Task details:
Please report every line in the material below where the word "subject" is found.

Records shown:
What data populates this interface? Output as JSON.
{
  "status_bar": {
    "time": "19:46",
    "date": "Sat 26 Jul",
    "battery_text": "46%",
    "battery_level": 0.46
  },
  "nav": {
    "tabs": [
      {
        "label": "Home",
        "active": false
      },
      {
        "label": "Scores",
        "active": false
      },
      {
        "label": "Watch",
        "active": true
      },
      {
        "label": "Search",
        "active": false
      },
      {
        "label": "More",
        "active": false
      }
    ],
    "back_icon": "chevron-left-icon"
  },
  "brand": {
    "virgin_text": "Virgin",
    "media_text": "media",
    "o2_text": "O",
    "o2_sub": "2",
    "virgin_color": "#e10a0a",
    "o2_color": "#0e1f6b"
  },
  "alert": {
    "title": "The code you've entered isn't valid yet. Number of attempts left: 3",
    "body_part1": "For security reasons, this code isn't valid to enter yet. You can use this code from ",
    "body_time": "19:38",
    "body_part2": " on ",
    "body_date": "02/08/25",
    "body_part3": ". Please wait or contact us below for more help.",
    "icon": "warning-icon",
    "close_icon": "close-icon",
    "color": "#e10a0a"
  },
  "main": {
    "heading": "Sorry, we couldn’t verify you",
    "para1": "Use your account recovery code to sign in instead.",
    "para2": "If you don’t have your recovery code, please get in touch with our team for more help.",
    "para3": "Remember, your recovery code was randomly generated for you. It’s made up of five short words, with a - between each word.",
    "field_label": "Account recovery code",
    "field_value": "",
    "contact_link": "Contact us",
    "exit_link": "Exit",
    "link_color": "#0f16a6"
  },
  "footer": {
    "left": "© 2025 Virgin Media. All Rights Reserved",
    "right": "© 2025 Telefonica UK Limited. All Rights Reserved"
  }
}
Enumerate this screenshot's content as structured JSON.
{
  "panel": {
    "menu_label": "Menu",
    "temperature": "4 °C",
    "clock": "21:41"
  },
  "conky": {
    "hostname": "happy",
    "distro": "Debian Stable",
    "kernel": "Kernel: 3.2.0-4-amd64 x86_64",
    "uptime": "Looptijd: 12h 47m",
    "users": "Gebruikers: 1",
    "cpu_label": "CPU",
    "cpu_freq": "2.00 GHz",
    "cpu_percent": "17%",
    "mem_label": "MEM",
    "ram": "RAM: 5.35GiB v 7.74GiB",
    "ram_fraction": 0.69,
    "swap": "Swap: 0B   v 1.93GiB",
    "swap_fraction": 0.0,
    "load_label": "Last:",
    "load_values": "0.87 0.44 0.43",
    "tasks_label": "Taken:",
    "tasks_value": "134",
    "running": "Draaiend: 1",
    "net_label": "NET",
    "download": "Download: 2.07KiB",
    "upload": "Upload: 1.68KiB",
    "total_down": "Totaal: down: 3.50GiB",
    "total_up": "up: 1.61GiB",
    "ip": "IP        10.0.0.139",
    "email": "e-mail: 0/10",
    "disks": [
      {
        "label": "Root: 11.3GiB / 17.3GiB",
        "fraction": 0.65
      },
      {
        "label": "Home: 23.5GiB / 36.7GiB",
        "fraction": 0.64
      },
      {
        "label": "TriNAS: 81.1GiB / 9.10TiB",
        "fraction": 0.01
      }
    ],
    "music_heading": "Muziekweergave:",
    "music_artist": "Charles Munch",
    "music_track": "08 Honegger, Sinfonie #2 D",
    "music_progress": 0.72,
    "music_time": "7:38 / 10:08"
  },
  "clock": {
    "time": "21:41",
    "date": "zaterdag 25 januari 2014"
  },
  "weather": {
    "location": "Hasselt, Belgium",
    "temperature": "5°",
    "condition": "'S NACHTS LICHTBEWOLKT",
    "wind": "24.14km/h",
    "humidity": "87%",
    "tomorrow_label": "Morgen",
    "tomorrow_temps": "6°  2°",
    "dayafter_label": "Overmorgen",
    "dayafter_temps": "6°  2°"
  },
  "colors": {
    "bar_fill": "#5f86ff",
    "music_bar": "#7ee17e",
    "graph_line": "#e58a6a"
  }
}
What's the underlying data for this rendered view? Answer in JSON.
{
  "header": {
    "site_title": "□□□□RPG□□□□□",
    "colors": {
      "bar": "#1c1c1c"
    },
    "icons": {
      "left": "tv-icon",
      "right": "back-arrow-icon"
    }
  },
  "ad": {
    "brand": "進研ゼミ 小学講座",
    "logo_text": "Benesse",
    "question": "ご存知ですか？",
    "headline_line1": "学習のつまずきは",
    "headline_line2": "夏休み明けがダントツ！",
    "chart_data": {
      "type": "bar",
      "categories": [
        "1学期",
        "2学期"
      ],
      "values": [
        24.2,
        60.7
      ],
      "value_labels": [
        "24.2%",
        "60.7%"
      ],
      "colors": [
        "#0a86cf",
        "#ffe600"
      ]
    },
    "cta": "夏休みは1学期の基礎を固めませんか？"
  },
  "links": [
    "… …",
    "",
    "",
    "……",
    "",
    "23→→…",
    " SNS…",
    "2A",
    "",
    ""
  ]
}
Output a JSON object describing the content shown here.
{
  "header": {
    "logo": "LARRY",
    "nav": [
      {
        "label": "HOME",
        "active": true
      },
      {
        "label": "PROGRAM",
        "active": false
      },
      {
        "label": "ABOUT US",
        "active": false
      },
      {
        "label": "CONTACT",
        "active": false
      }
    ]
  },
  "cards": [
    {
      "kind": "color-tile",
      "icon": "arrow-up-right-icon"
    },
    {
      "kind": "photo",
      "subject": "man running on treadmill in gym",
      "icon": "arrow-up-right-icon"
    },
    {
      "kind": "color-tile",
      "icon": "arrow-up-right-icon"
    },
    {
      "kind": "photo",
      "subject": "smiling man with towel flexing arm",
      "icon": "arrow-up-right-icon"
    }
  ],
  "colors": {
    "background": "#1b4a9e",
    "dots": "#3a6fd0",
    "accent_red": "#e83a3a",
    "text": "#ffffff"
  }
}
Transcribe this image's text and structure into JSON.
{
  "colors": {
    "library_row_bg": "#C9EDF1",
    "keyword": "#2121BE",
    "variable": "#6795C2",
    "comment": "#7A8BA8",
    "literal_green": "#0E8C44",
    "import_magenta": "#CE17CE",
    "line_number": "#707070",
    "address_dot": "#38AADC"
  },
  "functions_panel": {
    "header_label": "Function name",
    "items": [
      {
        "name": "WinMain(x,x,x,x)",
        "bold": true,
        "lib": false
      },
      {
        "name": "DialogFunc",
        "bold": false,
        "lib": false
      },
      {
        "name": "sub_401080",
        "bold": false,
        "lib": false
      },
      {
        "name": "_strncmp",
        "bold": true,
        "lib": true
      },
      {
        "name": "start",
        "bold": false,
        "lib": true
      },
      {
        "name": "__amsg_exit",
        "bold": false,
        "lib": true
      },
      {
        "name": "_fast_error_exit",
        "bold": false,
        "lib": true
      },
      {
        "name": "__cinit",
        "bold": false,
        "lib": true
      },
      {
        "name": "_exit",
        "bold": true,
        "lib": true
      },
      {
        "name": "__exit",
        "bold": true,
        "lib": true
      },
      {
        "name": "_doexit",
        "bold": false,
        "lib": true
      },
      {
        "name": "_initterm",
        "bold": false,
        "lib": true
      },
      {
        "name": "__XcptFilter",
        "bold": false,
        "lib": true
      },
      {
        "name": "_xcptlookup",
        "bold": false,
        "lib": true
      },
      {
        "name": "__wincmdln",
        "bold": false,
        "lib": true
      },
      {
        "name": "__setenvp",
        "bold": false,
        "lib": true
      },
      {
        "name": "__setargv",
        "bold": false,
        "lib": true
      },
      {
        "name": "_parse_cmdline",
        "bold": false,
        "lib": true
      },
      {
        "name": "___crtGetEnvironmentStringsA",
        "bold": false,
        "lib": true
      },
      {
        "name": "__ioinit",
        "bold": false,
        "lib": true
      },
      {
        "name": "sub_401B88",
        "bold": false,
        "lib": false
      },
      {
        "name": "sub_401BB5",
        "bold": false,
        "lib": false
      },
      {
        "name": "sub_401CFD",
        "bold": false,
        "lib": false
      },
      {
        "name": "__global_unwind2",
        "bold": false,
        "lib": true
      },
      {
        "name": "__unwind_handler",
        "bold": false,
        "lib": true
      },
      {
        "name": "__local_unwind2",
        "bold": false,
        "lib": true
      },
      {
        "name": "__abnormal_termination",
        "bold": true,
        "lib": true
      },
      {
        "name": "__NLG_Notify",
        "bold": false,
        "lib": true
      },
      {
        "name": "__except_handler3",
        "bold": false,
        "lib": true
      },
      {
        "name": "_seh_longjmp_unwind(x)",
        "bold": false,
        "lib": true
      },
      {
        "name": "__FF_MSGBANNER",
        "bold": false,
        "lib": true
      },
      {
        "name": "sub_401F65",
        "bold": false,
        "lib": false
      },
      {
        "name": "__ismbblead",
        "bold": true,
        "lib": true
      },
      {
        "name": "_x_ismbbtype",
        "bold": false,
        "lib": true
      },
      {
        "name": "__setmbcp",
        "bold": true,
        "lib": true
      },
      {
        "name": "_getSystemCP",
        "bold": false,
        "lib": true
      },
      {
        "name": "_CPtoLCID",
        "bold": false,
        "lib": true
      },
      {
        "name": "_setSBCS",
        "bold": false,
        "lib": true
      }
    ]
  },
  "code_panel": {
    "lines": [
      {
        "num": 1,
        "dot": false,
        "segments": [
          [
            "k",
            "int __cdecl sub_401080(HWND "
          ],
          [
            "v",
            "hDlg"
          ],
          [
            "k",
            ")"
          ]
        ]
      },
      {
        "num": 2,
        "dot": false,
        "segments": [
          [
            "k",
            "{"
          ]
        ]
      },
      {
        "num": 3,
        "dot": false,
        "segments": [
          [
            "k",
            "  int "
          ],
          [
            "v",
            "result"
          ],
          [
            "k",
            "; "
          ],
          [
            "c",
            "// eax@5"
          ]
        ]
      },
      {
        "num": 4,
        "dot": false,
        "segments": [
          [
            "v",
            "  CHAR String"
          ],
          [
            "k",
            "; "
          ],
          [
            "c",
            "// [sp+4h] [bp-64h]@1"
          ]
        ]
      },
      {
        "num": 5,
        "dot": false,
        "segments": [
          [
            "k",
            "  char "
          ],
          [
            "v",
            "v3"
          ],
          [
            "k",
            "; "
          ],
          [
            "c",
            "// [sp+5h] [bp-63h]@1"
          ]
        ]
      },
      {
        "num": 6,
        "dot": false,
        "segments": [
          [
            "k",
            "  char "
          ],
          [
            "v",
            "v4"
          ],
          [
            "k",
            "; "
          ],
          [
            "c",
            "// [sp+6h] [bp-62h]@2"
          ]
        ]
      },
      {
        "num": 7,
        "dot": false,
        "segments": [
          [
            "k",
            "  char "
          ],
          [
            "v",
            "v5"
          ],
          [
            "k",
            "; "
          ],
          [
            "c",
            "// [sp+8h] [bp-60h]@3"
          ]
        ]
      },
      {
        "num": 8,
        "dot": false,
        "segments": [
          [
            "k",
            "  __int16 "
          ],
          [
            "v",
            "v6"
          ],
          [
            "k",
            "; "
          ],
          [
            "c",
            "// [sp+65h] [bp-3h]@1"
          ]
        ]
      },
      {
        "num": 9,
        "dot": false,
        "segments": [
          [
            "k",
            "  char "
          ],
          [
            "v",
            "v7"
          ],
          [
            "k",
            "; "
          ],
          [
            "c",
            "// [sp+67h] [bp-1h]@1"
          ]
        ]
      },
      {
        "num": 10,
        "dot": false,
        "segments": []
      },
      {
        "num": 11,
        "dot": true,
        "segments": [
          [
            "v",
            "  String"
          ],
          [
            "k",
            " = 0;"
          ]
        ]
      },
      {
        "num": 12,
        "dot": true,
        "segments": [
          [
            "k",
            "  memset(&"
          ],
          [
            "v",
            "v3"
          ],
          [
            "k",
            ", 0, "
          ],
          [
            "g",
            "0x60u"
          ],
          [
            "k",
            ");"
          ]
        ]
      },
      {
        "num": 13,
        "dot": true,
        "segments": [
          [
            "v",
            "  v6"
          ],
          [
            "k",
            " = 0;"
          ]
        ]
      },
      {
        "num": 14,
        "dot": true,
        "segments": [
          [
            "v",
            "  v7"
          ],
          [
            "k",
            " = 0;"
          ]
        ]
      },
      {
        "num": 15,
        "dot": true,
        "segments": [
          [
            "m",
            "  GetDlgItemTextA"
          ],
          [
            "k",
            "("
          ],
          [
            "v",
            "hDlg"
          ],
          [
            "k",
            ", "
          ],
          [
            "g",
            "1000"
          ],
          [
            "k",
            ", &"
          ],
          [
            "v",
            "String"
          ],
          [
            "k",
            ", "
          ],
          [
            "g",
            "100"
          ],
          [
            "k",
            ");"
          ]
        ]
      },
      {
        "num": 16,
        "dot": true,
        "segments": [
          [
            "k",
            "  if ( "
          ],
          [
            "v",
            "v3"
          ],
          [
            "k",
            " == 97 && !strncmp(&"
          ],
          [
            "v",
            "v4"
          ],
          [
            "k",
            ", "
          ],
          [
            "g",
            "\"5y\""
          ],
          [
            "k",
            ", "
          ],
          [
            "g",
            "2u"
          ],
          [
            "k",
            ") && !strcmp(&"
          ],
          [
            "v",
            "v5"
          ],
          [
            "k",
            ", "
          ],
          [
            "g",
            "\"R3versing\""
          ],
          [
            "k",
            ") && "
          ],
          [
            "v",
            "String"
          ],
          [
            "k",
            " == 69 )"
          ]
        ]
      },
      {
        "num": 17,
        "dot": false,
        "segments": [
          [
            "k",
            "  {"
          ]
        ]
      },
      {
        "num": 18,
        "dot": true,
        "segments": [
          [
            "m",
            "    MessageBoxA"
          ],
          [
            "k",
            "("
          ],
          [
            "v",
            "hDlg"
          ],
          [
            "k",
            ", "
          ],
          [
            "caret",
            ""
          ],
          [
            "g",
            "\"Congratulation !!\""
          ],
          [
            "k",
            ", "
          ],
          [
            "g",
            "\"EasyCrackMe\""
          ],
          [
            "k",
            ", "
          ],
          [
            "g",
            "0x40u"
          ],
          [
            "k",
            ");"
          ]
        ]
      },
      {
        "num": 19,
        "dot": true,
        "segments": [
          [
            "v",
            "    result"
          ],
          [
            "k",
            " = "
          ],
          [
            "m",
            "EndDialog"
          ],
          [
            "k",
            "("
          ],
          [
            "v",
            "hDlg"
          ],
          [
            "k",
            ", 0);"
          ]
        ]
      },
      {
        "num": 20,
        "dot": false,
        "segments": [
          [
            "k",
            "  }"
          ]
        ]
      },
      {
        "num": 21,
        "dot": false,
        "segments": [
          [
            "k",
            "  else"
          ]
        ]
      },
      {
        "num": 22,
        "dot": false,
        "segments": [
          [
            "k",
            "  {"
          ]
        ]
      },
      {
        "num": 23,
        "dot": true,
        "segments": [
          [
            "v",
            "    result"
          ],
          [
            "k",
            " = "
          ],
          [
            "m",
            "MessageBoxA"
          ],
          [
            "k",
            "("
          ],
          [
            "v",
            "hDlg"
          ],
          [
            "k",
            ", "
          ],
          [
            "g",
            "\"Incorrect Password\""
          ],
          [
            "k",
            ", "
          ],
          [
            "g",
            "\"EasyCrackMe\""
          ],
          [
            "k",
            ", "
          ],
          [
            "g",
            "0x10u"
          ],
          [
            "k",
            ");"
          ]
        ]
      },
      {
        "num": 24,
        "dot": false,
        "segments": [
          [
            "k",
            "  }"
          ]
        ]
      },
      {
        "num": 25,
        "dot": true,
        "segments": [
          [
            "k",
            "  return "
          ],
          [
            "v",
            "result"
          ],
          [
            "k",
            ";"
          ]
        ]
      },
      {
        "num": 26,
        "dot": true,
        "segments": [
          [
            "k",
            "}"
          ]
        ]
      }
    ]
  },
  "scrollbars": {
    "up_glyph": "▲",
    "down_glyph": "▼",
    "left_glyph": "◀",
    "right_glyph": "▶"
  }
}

Answer for the task:
      "subject": "man running on treadmill in gym",
      "subject": "smiling man with towel flexing arm",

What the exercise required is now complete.